Funny that you mention Constantine, by the way, which was a film that placed me in a similar position as my current one on The Transformers. Fortunately, I did end up enjoying it, and yes, I also have that DVD.

I'm worried about I Am Legend, but I haven't followed it as much as I have The Transformers--at least not yet--so I'm not as affected, even if I hold Matheson closer to my heart than I do The Transformers.

banzai cat said...

Hehe here's another movie that had purists foaming at the mouth: LXG! ;-) Stupid movie but it had its moments. Same way I felt with Constantine. (Btw, I could never get over the way people would pronounce it as "kon-stan-tin" instead of "kon-stan-tyn"?)

On the other hand, I think may go purist with Matheson's I am Legend-- or at least keep the original concept alive (instead of going the Omega Man route).

Eldritch00 said...

My big problem with LXG was that it was so poorly-directed. My head still reels at how badly shot the fight scenes were.

skinnyblackcladdink said...

two cents on LXG: i hated everything about it, the worst of it being the inclusion of a frickin' american, so ridiculously making him the 'hero' of the flick. i couldn't even enjoy it for the 'ride' factor.

bc: i actually prefer the sound of 'kon-stan-teen;' Jamie Delano, however, pronounces it, predictably, the British way, and i imagine Alan Moore would say it the same way.

either way, technically, is correct, and it's really an artificial difference owing mainly to accents and dialects of the english language; although it would be nice to find out how John himself might say his name. (probably the Brit way, yeah, but you never know.)

eld & bc: still haven't read I am Legend, so i can't really comment on the adaptation angle. however, one might hope from the fact that they actually used the book's title (rather than Vincent Price's Last Man on Earth or The Omega Man) that this will be a 'definitive' and more faithful adaptation.

Will Smith in the starring role, however, suggests otherwise (remember I, Robot?).

banzai cat said...

eldritch: Yeah but at least's it's no Spawn. Now that one gave me headache.

skinny: Oy, that's another movie that surprised me. I've been seeing snippets of I, Robot on cable and it actually looks interesting. But then again, I heard it was an Alex Proyas movie with an Isaac Asimov facade so mebbe I shouldn't have been so harsh on the movie.

skinnyblackcladdink said...

eld: it completely slipped my mind, but mentioning Constantine was more than just coincidence. Francis Lawrence who directed that flick is also directing I am Legend

skinnyblackcladdink said...

bc: the movie I, Robot was nowhere near the Asimov story, by all accounts, though i've yet to read the short.

still, i'm a fan of Proyas, and i enjoyed the movie immensely, despite it's overt cinematic logic (which tends to be at odds with anything based on reality).

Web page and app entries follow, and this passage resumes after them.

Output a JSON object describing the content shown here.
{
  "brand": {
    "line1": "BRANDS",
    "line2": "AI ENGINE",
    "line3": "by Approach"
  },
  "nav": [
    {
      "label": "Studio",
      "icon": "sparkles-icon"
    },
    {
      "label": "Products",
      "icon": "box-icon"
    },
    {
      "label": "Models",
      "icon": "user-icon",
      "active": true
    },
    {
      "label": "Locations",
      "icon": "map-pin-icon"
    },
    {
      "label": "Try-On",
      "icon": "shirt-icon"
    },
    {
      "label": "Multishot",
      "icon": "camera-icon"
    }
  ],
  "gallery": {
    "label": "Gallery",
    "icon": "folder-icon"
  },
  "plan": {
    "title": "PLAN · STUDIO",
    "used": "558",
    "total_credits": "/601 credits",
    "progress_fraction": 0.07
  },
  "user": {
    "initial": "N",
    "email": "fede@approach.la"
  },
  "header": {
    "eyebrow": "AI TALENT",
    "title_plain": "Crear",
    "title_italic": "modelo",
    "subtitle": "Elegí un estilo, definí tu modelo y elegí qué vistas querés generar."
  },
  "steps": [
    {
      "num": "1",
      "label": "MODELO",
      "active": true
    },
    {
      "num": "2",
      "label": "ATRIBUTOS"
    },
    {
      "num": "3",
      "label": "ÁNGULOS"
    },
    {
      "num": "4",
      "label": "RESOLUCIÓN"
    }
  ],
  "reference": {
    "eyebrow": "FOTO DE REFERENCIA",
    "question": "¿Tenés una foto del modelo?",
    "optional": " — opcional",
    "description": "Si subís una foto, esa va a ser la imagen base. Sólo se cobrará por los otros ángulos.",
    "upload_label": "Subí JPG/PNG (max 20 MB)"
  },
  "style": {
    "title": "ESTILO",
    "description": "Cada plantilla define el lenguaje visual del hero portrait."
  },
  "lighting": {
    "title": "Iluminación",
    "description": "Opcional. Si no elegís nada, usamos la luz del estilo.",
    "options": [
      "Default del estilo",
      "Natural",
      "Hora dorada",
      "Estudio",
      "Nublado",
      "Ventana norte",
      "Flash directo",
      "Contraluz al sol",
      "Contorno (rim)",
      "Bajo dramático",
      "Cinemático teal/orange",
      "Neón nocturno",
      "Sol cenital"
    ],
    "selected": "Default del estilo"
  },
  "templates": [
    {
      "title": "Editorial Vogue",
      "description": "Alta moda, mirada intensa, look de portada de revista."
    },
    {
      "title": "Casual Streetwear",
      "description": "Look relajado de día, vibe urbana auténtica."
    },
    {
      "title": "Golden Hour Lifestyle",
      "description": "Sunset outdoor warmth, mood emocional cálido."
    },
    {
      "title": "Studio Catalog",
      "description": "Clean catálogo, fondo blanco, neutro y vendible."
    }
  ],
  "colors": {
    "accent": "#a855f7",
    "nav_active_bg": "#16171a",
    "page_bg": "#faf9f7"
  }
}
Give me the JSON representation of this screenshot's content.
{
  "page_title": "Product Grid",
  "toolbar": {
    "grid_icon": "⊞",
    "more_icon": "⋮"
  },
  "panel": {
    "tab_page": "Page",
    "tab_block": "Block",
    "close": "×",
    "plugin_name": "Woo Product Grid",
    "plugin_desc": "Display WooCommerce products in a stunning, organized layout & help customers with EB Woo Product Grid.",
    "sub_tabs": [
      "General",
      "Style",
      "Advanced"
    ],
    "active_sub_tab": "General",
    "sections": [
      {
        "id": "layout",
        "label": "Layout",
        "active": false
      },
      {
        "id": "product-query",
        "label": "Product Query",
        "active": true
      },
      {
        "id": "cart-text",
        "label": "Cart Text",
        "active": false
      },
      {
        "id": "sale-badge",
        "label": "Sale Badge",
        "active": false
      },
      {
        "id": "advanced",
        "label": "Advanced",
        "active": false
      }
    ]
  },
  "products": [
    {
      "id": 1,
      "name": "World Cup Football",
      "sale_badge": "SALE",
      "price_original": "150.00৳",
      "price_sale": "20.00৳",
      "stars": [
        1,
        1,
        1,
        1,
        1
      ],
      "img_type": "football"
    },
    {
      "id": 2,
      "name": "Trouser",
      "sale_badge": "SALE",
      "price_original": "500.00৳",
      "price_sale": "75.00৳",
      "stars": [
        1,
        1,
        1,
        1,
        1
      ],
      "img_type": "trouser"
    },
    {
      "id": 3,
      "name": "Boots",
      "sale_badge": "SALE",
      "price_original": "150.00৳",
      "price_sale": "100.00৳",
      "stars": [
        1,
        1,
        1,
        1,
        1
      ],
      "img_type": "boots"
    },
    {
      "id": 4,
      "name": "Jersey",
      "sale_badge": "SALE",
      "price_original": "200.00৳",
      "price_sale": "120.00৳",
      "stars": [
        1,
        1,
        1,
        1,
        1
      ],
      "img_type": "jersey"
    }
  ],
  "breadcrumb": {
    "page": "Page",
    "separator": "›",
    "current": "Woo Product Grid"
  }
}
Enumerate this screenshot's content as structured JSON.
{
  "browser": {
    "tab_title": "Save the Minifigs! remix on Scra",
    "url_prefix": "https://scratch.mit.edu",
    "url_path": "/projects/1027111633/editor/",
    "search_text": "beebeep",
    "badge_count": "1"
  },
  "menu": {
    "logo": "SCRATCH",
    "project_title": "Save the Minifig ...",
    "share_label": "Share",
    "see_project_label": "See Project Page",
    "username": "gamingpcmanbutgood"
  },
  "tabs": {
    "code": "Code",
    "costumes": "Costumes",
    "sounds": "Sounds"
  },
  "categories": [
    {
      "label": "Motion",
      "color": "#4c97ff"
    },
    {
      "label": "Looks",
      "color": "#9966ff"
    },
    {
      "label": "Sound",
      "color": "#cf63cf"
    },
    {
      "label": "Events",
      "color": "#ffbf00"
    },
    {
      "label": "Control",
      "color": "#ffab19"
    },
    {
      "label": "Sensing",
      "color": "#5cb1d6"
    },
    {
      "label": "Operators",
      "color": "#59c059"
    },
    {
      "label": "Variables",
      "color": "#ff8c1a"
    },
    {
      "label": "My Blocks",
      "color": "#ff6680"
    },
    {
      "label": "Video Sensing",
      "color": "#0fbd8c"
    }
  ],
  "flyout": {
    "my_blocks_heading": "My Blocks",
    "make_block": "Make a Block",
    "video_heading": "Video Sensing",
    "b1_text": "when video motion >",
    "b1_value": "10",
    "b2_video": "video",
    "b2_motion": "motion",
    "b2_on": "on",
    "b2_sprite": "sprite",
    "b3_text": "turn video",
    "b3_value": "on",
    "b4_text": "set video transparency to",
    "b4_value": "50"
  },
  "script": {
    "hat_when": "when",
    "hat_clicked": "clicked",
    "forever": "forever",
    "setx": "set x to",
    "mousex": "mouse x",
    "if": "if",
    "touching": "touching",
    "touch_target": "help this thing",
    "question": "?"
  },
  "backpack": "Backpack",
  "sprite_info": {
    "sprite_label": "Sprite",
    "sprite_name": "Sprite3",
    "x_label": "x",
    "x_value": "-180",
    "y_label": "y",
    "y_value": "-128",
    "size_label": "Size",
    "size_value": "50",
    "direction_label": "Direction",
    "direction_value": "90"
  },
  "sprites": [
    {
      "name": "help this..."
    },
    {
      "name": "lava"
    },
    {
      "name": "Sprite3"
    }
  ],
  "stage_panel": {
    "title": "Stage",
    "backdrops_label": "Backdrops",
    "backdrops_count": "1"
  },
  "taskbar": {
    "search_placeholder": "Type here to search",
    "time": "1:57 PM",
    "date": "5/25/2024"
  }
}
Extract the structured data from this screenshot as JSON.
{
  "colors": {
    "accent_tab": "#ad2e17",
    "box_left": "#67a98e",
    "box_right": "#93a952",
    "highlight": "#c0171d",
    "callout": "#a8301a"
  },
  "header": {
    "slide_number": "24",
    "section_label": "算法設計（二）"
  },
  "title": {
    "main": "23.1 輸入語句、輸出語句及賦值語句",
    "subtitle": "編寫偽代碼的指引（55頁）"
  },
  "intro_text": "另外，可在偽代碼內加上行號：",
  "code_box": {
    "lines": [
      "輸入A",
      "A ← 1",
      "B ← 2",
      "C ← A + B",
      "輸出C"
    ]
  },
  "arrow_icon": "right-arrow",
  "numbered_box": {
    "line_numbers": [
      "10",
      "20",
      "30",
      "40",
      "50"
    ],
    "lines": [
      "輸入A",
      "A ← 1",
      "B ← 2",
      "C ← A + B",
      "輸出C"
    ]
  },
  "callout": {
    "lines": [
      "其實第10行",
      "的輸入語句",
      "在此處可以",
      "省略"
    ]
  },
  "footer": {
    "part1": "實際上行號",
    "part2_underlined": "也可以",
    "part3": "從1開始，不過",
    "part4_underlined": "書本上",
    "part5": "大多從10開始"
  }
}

one last addendum re:the new I am Legend movie. from the evidence on the net, it looks to be a re-make of the movie series based on the book, rather than an adaptation of the book itself. given that it's Lawrence at the helm, it looks to be another complete 're-imagining' of the concept, so purists will almost definitely have something to bitch about when it comes out.

Der Fuhrer said...

Is Requiem available at FB?

skinnyblackcladdink said...

df: yup. last saw a copy at FB rockwell